Provides eager loading of Action View templates.
This optimization aims to improve cold render times and to allow more memory to be shared via CoW on forking web servers.
For more information see:
- Aaron Patterson's RailsConf 2019 Keynote
- John Hawthorn's "Parsing and Rewriting Ruby Templates" (slides)
Should I use this?
You probably don't need to.
This gem provides a place to test out an optimization we hope to eventually include in Rails where everyone can gain this benefit without any additional work or configuration
That said, it shows promising results today
The most likely downside of using this is that if this mispredicts render calls it will waste a little memory (somewhat ironically, since one goal is to save memory).
How it works
The main challenge in precompiling these templates is determining the locals they're going to be passed. Without the initialization, local vars look the same as method calls, so we need to compile separate copies for each different set of local variable passed in.
We determine the locals passed to each template by parsing all templates looking for render calls and extracting the local keys passed to that.
Right now this assumes every template with the same
virtual_path takes the same locals (there may be smarter options, we just aren't doing them).
A curse/blessing/actually still a curse of this approach is that mis-predicting render calls doesn't cause any issues, it just wastes RAM.
Templates are half-compiled using standard Action View handlers, so this should work for erb/builder/haml/whatever.
Parsing is done using either Ruby 2.6's
RubyVM::AbstractSyntaxTree or JRuby's parser.
Add this line to your application's Gemfile:
And then execute:
$ bundle install
To precompile views on app boot, create an initializer to perform precompilation
# config/initializers/actionview_precompiler.rb ActionviewPrecompiler.precompile
It can also be run in verbose mode, which I use to tell which views it has detected. I usually run this in a console
- Support more
- Parse controllers/helpers for more renders
- Cache detected locals to avoid parsing cost
- Upstream more bits to Rails
After checking out the repo, run
bin/setup to install dependencies. Then, run
rake test to run the tests. You can also run
bin/console for an interactive prompt that will allow you to experiment.
To install this gem onto your local machine, run
bundle exec rake install. To release a new version, update the version number in
version.rb, and then run
bundle exec rake release, which will create a git tag for the version, push git commits and tags, and push the
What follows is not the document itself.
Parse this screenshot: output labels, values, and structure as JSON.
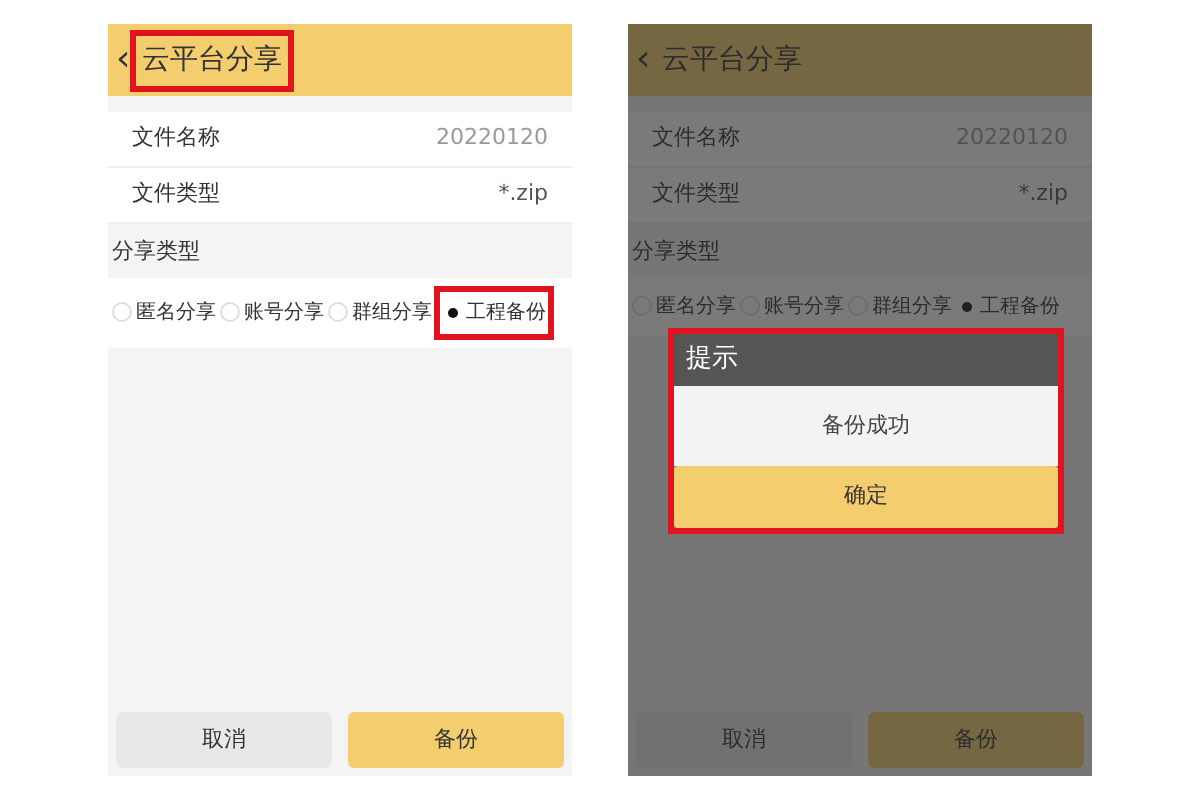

.gem file to rubygems.org.
Bug reports and pull requests are welcome on GitHub at https://github.com/jhawthorn/actionview_precompiler. This project is intended to be a safe, welcoming space for collaboration, and contributors are expected to adhere to the Contributor Covenant code of conduct.
Code of Conduct
Everyone interacting in the ActionviewPrecompiler project’s codebases, issue trackers, chat rooms and mailing lists is expected to follow the code of conduct.